The Department of Forestry, Fisheries and the Environment says it has noted concerns about the forthcoming seismic survey to be conducted by Shell and Impact Africa Limited off the coast of South Africa… but that it’s the wrong department to be addressing these concerns to.
Shell’s seismic survey in search of oil or gas deposits from Morgan’s Bay to Port St John’s – along South Africa’s unspoilt Wild Coast – is due to commence around 1 December, and last for about five months. Notice of the seismic survey was posted on 2 November and since then various protests have been held across the country, and a petition launched. One of the main concerns is that up to 48 air guns will be dragged through 6,011km² of ocean surface, “firing extremely loud shock wave emissions that penetrate through 3km of water and 40km into the Earth’s crust below the seabed”… which could have a detrimental affect on marine life.
The petition, posted by OceansNotOil on Change.org, has gathered over 169,000 signatures. It calls on “Honourable Barbara Creecy, Minister of Environmental Affairs to withdraw the approval of this application”.

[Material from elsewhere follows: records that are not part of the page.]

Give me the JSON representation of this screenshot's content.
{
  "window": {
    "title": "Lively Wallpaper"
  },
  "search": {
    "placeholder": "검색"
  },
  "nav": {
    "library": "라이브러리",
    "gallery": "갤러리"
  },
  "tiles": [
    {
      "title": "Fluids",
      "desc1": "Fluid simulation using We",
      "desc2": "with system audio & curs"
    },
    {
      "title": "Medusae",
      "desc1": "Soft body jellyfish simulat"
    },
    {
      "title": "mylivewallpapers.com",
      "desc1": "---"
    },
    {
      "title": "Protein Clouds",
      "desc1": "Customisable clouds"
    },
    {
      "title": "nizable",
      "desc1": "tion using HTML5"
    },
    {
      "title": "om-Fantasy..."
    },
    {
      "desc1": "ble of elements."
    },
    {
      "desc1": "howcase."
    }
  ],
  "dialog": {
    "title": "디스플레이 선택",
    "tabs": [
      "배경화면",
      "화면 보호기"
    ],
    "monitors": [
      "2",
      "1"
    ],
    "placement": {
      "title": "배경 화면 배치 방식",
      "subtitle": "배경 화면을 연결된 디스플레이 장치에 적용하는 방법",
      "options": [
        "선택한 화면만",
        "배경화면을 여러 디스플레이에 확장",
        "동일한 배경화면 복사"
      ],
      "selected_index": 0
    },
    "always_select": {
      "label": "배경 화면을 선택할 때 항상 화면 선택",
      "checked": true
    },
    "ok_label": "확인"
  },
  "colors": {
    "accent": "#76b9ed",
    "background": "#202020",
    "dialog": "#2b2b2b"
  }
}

Today Creecy’s department explained that she is not able to do so because the authorisation was given under the Mineral and Petroleum Resources Development Act (MRPDA), and therefore the Minister of Minerals, Resources and Energy is the Minister responsible for the administration of the MPRDA; and Minister Creecy is “not mandated to consider the application or to make a decision on the authorisation of the seismic survey”.
The Department also pointed out that “since the coming into effect of the One Environment System on 8 December 2014, the application process for the seismic survey was finalised. All decisions made under the MPRDA at the time remain valid and binding, until set aside by a court of law”.
This is the bone of contention for many protestors – that whilst this survey was approved back in 2014, it’s seven years later and – as per OceansNotOil – there should have been a renewed call for feedback “to be truly representative of a public participation process that is true to this moment in global warming, and not the climate denialism of 2014”.
The South Durban Community Environmental Alliance is hosting a community meeting tomorrow (23 November) at 12h30 at Lion’s Hall in Ramsgate. Yesterday a large number of Cape Town residents joined a protest from Surfers Corner Muizenberg along Main Road to Kalk Bay Harbour. Photos on this page by Ted Botha and Denver Jooste.